The recent CFPB Remittance Rule on international remittance transfers indicates some flexibility in the provision of disclosures in the remittances context via a mobile device. Additionally, the FTC’s recent report on best practices in consumer data privacy notes the difficulty in providing privacy notices on the smaller screens of mobile devices and encourages shorter, more effective privacy policies as a result.
These developments raise a series of questions for corporate counsel to consider when advising on the drafting and delivery of mobile disclosures. Specifically, questions include:
- Is the length of the mobile disclosure document as brief and succinct as it can be? Does it use concrete, everyday words and the active voice? Do the disclosures avoid multiple negatives, technical jargon and ambiguous language?
- Are the mobile disclosures presented in a logical sequence? Are they laid out in clear, concise sentences, paragraphs and sections? Are they placed in equal prominence to each other, absent any other specific regulatory format or placement requirements? Is the content placed on a particular page appropriate for the sizing of the page on the mobile screen? If not, are textual or visual cues used to encourage scrolling?
- Does the mobile disclosure “call attention to itself?” Is it on a screen the mobile user must access or will likely access frequently? If not, is it behind a hyperlink on an introductory screen that is clearly labeled so as to convey the importance of the linked disclosure? Is it presented with a clear, visible heading and an easy-to-read typeface and typesize?
- Have various technical and other applicable industry standards been consulted in the process of designing, developing and displaying mobile disclosures?

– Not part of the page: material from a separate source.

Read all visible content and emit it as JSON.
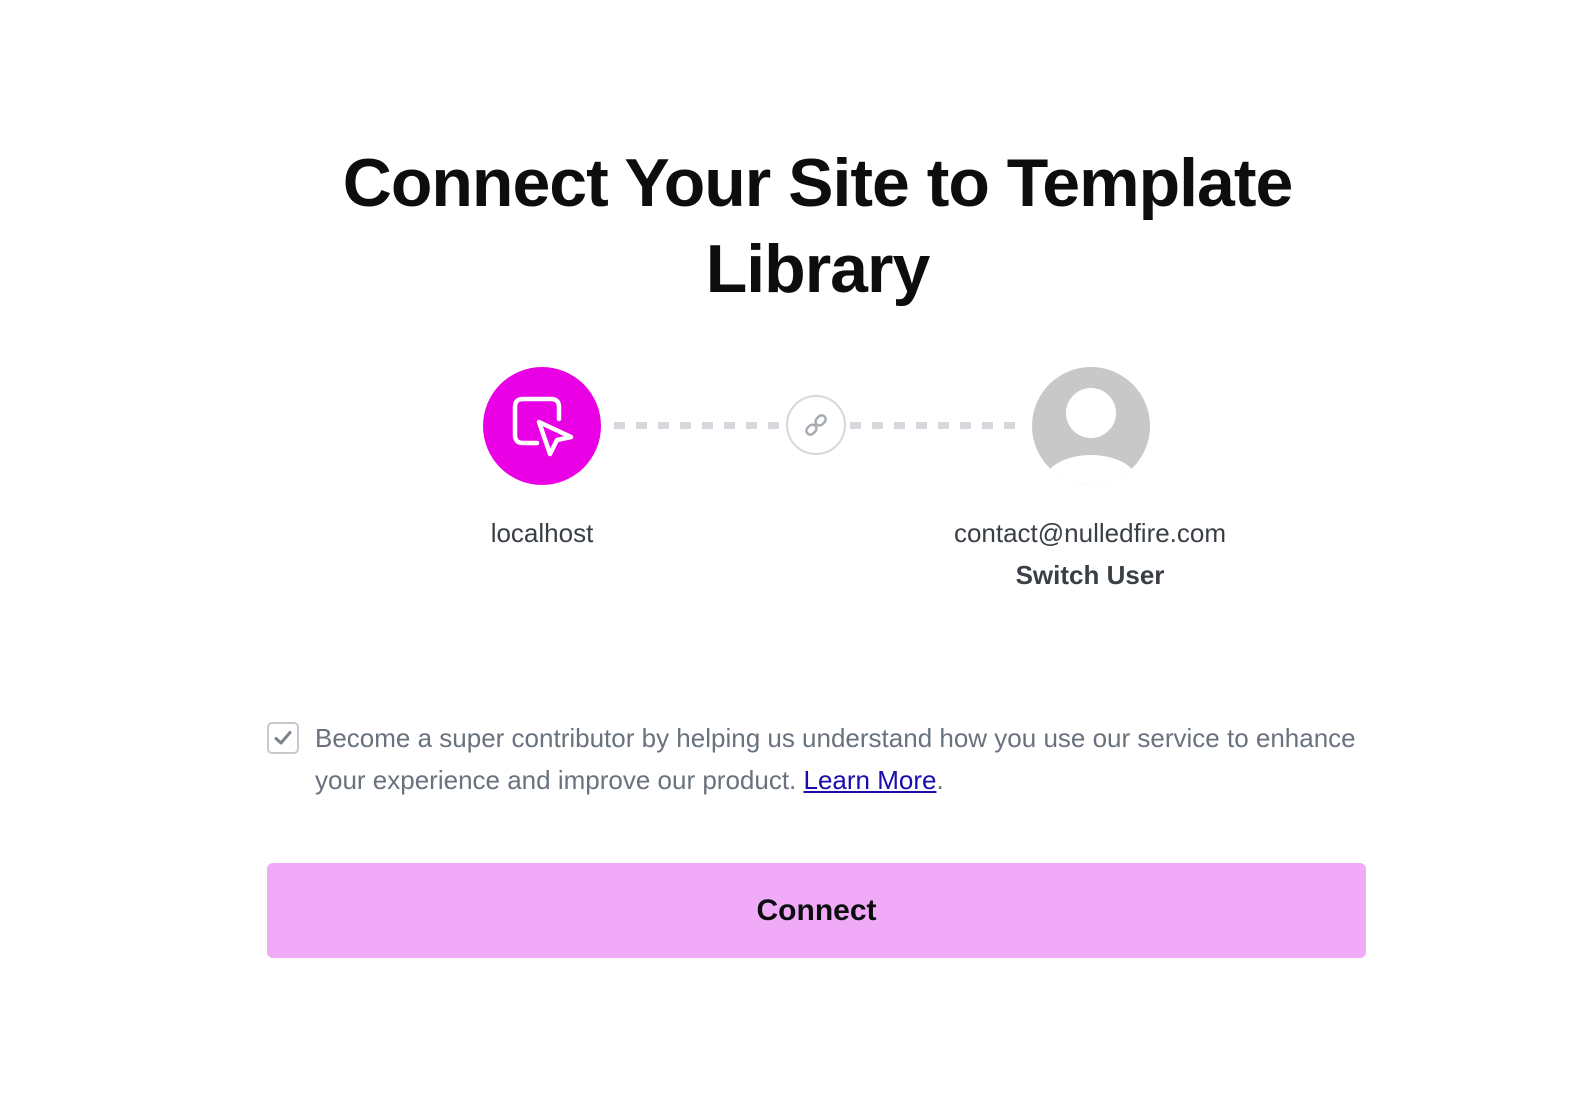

This post is adapted from the article, “Two agencies and various industry standards offer guideposts on mobile disclosure requirements” by Margo H.K. Tank and John A. Richards, originally published in the National Law Journal on April 11, 2012
On March 14, the Federal Rserve Board (FRB) released the results of a survey on the use of mobile financial services in the U.S. The findings, as summarized in the FRB release and report, include: (i) one in five Americans with mobile phones used their mobile phone to access financial accounts last year; (ii) mobile banking is poised to expand further over the next year, with usage possibly increasing to one in three mobile phone users by 2013, (iii) mobile banking use is highly correlated with age, (iv) underbanked consumers were relatively heavy users of mobile services, and widening use of mobile technology can expand access to financial servicers for underserved populations, (v) reviewing account balances was the most common activity, followed by account transfers, and (vi) consumers with mobile devices that do not use mobile banking cited either a lack of need or security concerns.